Wednesday, May 27, 2020

Before She Was Helen by Caroline B. Cooney - now writing suspense for adults!

Title: Before She Was Helen
Author: Caroline Cooney
Publication: Sourcebooks/Poisoned Pen Press, hardcover, September 2020
Genre: Mystery
Plot: When Clemmie goes next door to check on the wellbeing of her difficult neighbor Dom, he isn’t there.  But something else is.  Something unexpectedly stunning and beautiful.  Clemmie snaps a picture on her cell phone and makes the terrible mistake of forwarding it.  As the picture goes viral, Clemmie tries desperately to keep a grip on her own personal network of secrets.  Can fifty years of carefully hiding under names not her own be ruined by one impulsive text?
And although what Clemmie finds is a work of art, what the police find is a body – in a place where Clemmie wasn’t supposed to be, and where she left her fingerprints.  And now other people start looking for Clemmie as well.  Suddenly, the bland quiet life Clemmie built for herself in a sleepy retirement community is at risk of crashing down as her dark past surges into the present.
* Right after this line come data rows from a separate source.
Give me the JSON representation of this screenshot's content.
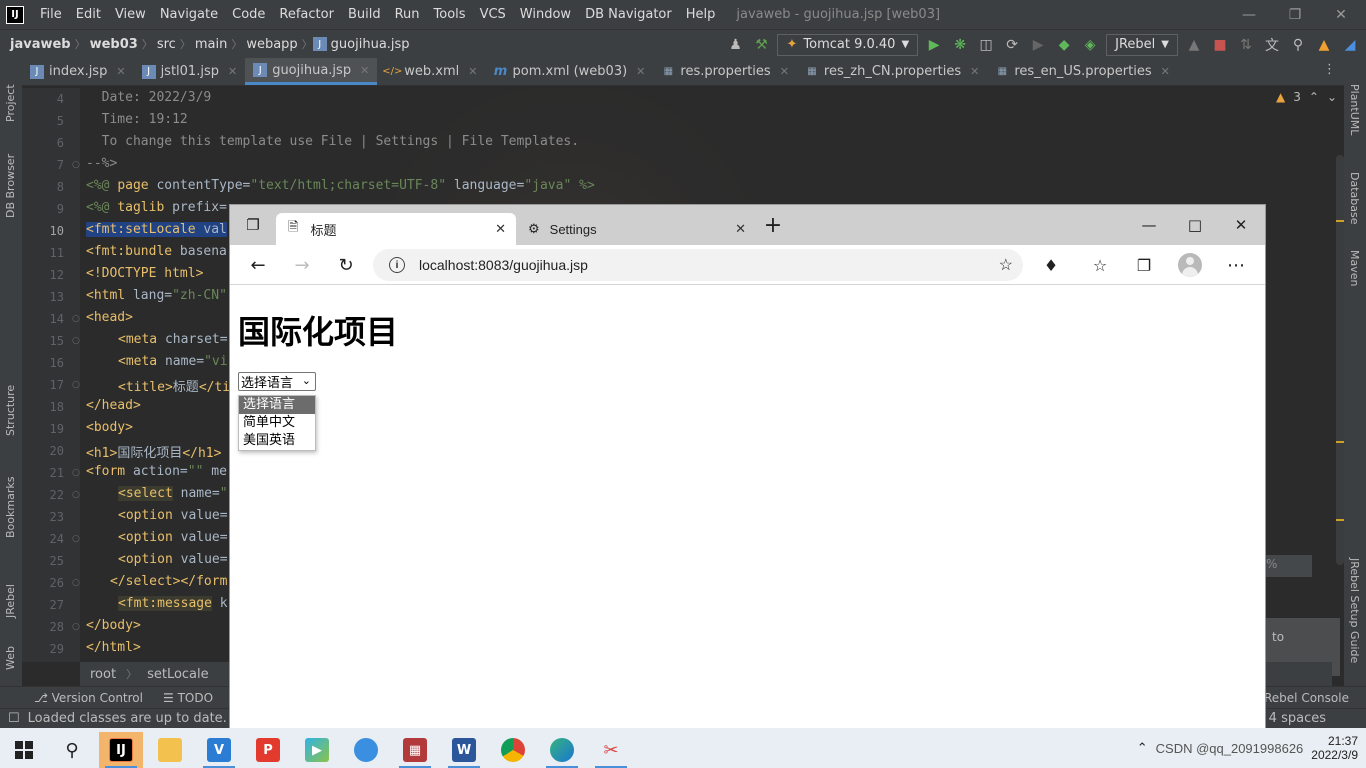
{
  "ide": {
    "menu": [
      "File",
      "Edit",
      "View",
      "Navigate",
      "Code",
      "Refactor",
      "Build",
      "Run",
      "Tools",
      "VCS",
      "Window",
      "DB Navigator",
      "Help"
    ],
    "window_title": "javaweb - guojihua.jsp [web03]",
    "breadcrumb": [
      "javaweb",
      "web03",
      "src",
      "main",
      "webapp",
      "guojihua.jsp"
    ],
    "run_config": "Tomcat 9.0.40",
    "jrebel_label": "JRebel",
    "tabs": [
      {
        "label": "index.jsp",
        "icon": "jsp-file-icon",
        "active": false
      },
      {
        "label": "jstl01.jsp",
        "icon": "jsp-file-icon",
        "active": false
      },
      {
        "label": "guojihua.jsp",
        "icon": "jsp-file-icon",
        "active": true
      },
      {
        "label": "web.xml",
        "icon": "xml-file-icon",
        "active": false
      },
      {
        "label": "pom.xml (web03)",
        "icon": "maven-file-icon",
        "active": false
      },
      {
        "label": "res.properties",
        "icon": "properties-file-icon",
        "active": false
      },
      {
        "label": "res_zh_CN.properties",
        "icon": "properties-file-icon",
        "active": false
      },
      {
        "label": "res_en_US.properties",
        "icon": "properties-file-icon",
        "active": false
      }
    ],
    "left_tools": [
      "Project",
      "DB Browser",
      "Structure",
      "Bookmarks",
      "JRebel",
      "Web"
    ],
    "right_tools": [
      "PlantUML",
      "Database",
      "Maven",
      "JRebel Setup Guide"
    ],
    "warnings": "3",
    "line_numbers": [
      "4",
      "5",
      "6",
      "7",
      "8",
      "9",
      "10",
      "11",
      "12",
      "13",
      "14",
      "15",
      "16",
      "17",
      "18",
      "19",
      "20",
      "21",
      "22",
      "23",
      "24",
      "25",
      "26",
      "27",
      "28",
      "29"
    ],
    "current_line": "10",
    "code": {
      "l4": "  Date: 2022/3/9",
      "l5": "  Time: 19:12",
      "l6": "  To change this template use File | Settings | File Templates.",
      "l7": "--%>",
      "l8a": "<%@ ",
      "l8b": "page ",
      "l8c": "contentType=",
      "l8d": "\"text/html;charset=UTF-8\"",
      "l8e": " language=",
      "l8f": "\"java\"",
      "l8g": " %>",
      "l9a": "<%@ ",
      "l9b": "taglib ",
      "l9c": "prefix=",
      "l10a": "<fmt:setLocale",
      "l10b": " val",
      "l11a": "<fmt:bundle",
      "l11b": " basena",
      "l12": "<!DOCTYPE html>",
      "l13a": "<html",
      "l13b": " lang=",
      "l13c": "\"zh-CN\"",
      "l14": "<head>",
      "l15a": "<meta",
      "l15b": " charset=",
      "l16a": "<meta",
      "l16b": " name=",
      "l16c": "\"vi",
      "l17a": "<title>",
      "l17b": "标题",
      "l17c": "</ti",
      "l18": "</head>",
      "l19": "<body>",
      "l20a": "<h1>",
      "l20b": "国际化项目",
      "l20c": "</h1>",
      "l21a": "<form",
      "l21b": " action=",
      "l21c": "\"\"",
      "l21d": " me",
      "l22a": "<select",
      "l22b": " name=",
      "l22c": "\"",
      "l23a": "<option",
      "l23b": " value=",
      "l24a": "<option",
      "l24b": " value=",
      "l25a": "<option",
      "l25b": " value=",
      "l26a": "</select>",
      "l26b": "</form",
      "l27a": "<fmt:message",
      "l27b": " k",
      "l28": "</body>",
      "l29": "</html>"
    },
    "editor_crumbs": [
      "root",
      "setLocale"
    ],
    "bottom_tools": [
      "Version Control",
      "TODO"
    ],
    "jrebel_console": "Rebel Console",
    "status_text": "Loaded classes are up to date. No",
    "status_right": "4 spaces",
    "notif_fragment": "to",
    "side_fragment": "%"
  },
  "browser": {
    "tabs": [
      {
        "label": "标题",
        "icon": "page-icon",
        "active": true
      },
      {
        "label": "Settings",
        "icon": "gear-icon",
        "active": false
      }
    ],
    "url": "localhost:8083/guojihua.jsp",
    "page": {
      "heading": "国际化项目",
      "select_value": "选择语言",
      "options": [
        "选择语言",
        "简单中文",
        "美国英语"
      ],
      "highlighted_option": 0
    }
  },
  "taskbar": {
    "apps": [
      "intellij",
      "file-explorer",
      "vscode",
      "wps-pdf",
      "media-player",
      "browser-360",
      "winrar",
      "word",
      "chrome",
      "edge",
      "snipping-tool"
    ],
    "clock_time": "21:37",
    "clock_date": "2022/3/9",
    "watermark": "CSDN @qq_2091998626"
  },
  "colors": {
    "ide_bg": "#2b2b2b",
    "ide_panel": "#3c3f41",
    "tag": "#e8bf6a",
    "string": "#6a8759",
    "selection": "#214283",
    "accent": "#4a88c7"
  }
}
My Impressions: Who knew that Caroline Cooney, author of the beloved Face on the Milk Carton series, had started writing adult suspense?  You can see that it makes sense: the devoted fans who were teens in 1990 when Janie Johnson made her first appearance have grown up. I was not a teen then but had just got my first job in publishing as a Fellow at Bantam Doubleday Dell and thought I would wind up in children’s editorial.  I tried to ingratiate myself with Caroline Cooney’s editor, who was too busy to pay much attention to me but did give me a few manuscripts to read, of which this was one, right before it came out.   I was hooked immediately, although I still couldn’t get Beverly to remember my name or give me a job.  I wound up in the sales department which may have been a better use of my degree.
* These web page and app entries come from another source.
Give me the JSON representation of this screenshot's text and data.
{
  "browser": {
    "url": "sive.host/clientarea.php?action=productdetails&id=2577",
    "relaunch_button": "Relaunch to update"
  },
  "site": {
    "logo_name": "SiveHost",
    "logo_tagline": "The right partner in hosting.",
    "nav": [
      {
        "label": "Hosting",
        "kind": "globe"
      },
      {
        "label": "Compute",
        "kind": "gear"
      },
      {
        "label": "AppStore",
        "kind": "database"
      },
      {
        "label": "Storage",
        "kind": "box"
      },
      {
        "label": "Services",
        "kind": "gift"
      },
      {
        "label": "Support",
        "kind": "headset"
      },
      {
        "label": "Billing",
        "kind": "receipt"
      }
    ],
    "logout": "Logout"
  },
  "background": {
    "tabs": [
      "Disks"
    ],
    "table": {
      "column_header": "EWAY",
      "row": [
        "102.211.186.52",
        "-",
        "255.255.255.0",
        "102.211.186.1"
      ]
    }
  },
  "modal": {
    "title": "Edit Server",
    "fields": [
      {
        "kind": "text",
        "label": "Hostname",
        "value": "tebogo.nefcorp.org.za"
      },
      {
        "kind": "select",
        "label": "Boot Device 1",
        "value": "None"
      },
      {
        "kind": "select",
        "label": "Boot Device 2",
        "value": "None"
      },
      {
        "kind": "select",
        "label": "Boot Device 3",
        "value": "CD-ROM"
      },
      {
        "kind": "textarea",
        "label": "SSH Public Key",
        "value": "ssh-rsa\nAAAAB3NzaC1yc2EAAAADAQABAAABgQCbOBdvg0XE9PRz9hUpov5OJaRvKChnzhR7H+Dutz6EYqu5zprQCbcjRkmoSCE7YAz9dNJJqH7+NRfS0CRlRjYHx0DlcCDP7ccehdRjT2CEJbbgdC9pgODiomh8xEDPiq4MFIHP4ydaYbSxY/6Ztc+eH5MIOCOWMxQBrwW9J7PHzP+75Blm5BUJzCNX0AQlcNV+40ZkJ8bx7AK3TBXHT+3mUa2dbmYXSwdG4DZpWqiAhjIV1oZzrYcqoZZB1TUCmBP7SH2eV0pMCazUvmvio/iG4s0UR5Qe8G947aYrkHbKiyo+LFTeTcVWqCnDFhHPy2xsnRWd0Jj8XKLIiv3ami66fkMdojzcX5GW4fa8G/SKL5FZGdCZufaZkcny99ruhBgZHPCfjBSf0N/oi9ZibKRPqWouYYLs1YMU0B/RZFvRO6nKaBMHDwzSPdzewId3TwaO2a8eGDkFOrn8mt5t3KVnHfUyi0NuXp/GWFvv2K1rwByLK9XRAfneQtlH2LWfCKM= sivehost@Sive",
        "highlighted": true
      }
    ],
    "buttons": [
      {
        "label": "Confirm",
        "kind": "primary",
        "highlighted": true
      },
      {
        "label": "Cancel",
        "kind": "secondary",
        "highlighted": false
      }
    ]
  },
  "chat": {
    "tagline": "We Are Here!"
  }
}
I came across this ARC at Midwinter ALA, a conference for librarians in Philadelphia in February, saw the author’s name and snatched it happily without even looking at the description.  Later, I was unsure a retirement community in South Carolina was a sufficiently riveting setting, so did not read it right away but I should have remembered that Cooney’s trademark combination of humor and realism would immediately capture my interest.  Clemmie may be a senior citizen but the situation she finds herself in feels universal – an impulsive picture taken on a cell phone that is shared with the wrong person – although the result is not usually murder.   In some of Cooney’s books, the crimes are violent but take place at a distance or seem unreal.  Here, what happened in the past not only seems disturbingly vivid but arouses anger in the reader that makes her root for Clemmie’s happiness, not to mention that she avoid being killed by any bad guys. 

Cooney hasn’t lost a step since I last read one of her books and after checking her website (which notes that like Clemmie, she has moved to South Carolina; I doubt she is liking the politics there) I see there are a few I missed.   In addition to the Janie series, another of my favorite Cooneys is The Party’s Over, about a teen who does not go to college after finishing high school, which fans of Emily of Deep Valley would enjoy.
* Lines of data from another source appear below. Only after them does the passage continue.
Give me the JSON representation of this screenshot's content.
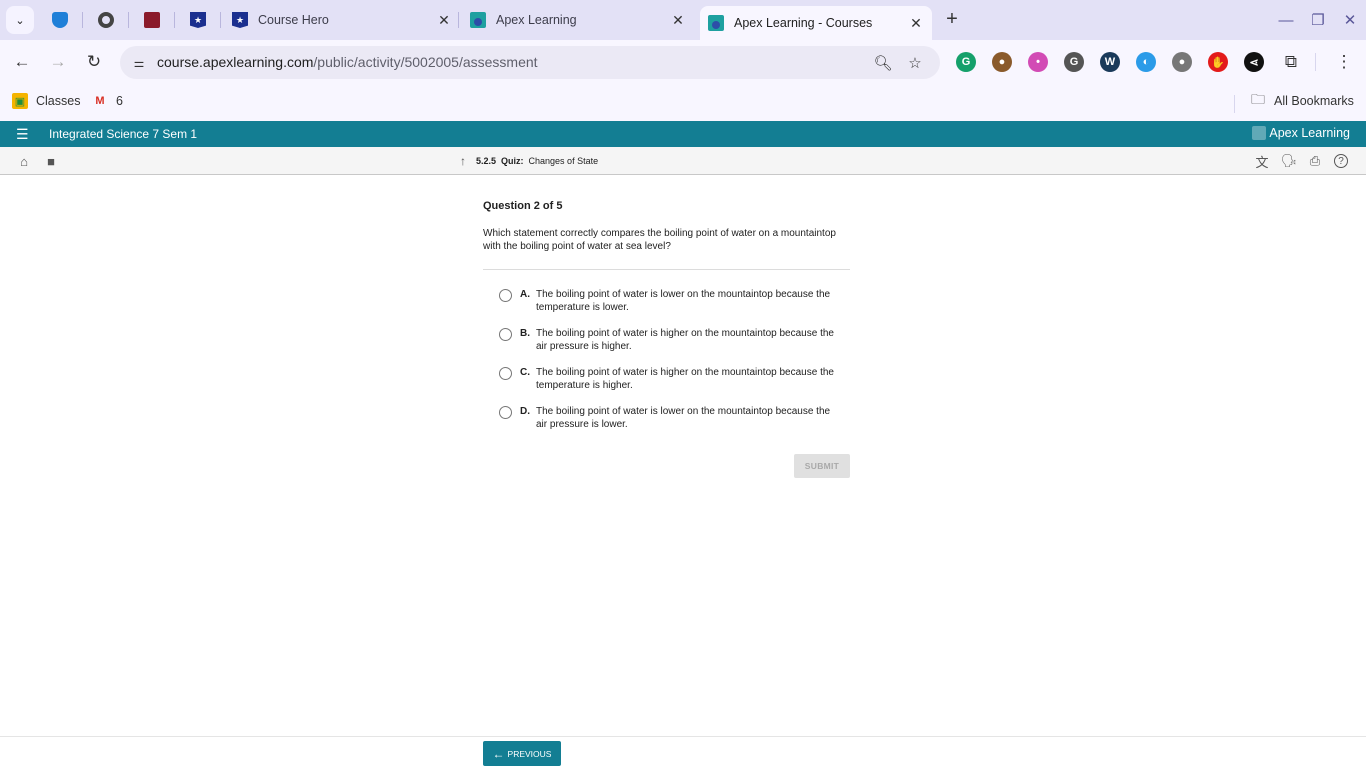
{
  "browser": {
    "tabs": [
      {
        "title": "Course Hero",
        "icon": "course-hero-favicon",
        "active": false
      },
      {
        "title": "Apex Learning",
        "icon": "apex-favicon",
        "active": false
      },
      {
        "title": "Apex Learning - Courses",
        "icon": "apex-favicon",
        "active": true
      }
    ],
    "pinned_tabs": [
      "vs-shield-icon",
      "chrome-icon",
      "cat-mask-icon",
      "star-shield-icon"
    ],
    "url_domain": "course.apexlearning.com",
    "url_path": "/public/activity/5002005/assessment",
    "extensions": [
      {
        "name": "grammarly-icon",
        "color": "#15a06b",
        "glyph": "G"
      },
      {
        "name": "cookie-icon",
        "color": "#8a5a2b",
        "glyph": "●"
      },
      {
        "name": "colorful-bot-icon",
        "color": "#d24bb5",
        "glyph": "•"
      },
      {
        "name": "g-feather-icon",
        "color": "#555555",
        "glyph": "G"
      },
      {
        "name": "w-extension-icon",
        "color": "#1a3a5a",
        "glyph": "W"
      },
      {
        "name": "blue-planet-icon",
        "color": "#2b9be8",
        "glyph": "◐"
      },
      {
        "name": "lightbulb-icon",
        "color": "#777777",
        "glyph": "●"
      },
      {
        "name": "adblock-icon",
        "color": "#e31b1b",
        "glyph": "✋"
      },
      {
        "name": "share-node-icon",
        "color": "#111111",
        "glyph": "⋖"
      }
    ],
    "bookmarks": [
      {
        "label": "Classes",
        "icon": "google-classroom-icon"
      },
      {
        "label": "6",
        "icon": "gmail-icon"
      }
    ],
    "all_bookmarks_label": "All Bookmarks"
  },
  "app": {
    "course_title": "Integrated Science 7 Sem 1",
    "brand": "Apex Learning",
    "breadcrumb": {
      "number": "5.2.5",
      "type": "Quiz:",
      "title": "Changes of State"
    }
  },
  "question": {
    "header": "Question 2 of 5",
    "prompt": "Which statement correctly compares the boiling point of water on a mountaintop with the boiling point of water at sea level?",
    "options": [
      {
        "letter": "A.",
        "text": "The boiling point of water is lower on the mountaintop because the temperature is lower.",
        "selected": false
      },
      {
        "letter": "B.",
        "text": "The boiling point of water is higher on the mountaintop because the air pressure is higher.",
        "selected": false
      },
      {
        "letter": "C.",
        "text": "The boiling point of water is higher on the mountaintop because the temperature is higher.",
        "selected": false
      },
      {
        "letter": "D.",
        "text": "The boiling point of water is lower on the mountaintop because the air pressure is lower.",
        "selected": false
      }
    ],
    "submit_label": "SUBMIT"
  },
  "footer": {
    "previous_label": "PREVIOUS"
  }
}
Purchase Links: Poisoned Pen * Barnes & Noble * IndieBound * Book Depository * Amazon
Coincidence:  Cooney was born in Geneva, NY, which is where the heroines of Emmy Keeps a Promise, a recent review, are from.  Throughout the book, snobs keep assuming they mean Switzerland and both Arabel and Emmy get tired of saying they are from upstate New York.   Manhattanites still have a tendency to think their part of the state is the only part, as demonstrated on one of Governor Cuomo’s recent press conferences.

Source: I received an advance reading copy of this book from the publisher for review purposes.   It has now been moved from May to September 2020 but you can still preorder or request your library to purchase it.

1 comment:

Test said...

The thing that sticks with me most about this was a random comment after Clemmie's hand is cut when she is being held hostage. She claims she cut it on a can, because you always tell yourself "I am NOT going to cut myself" and then you do. I think of this every time I open a can now! Loved this one.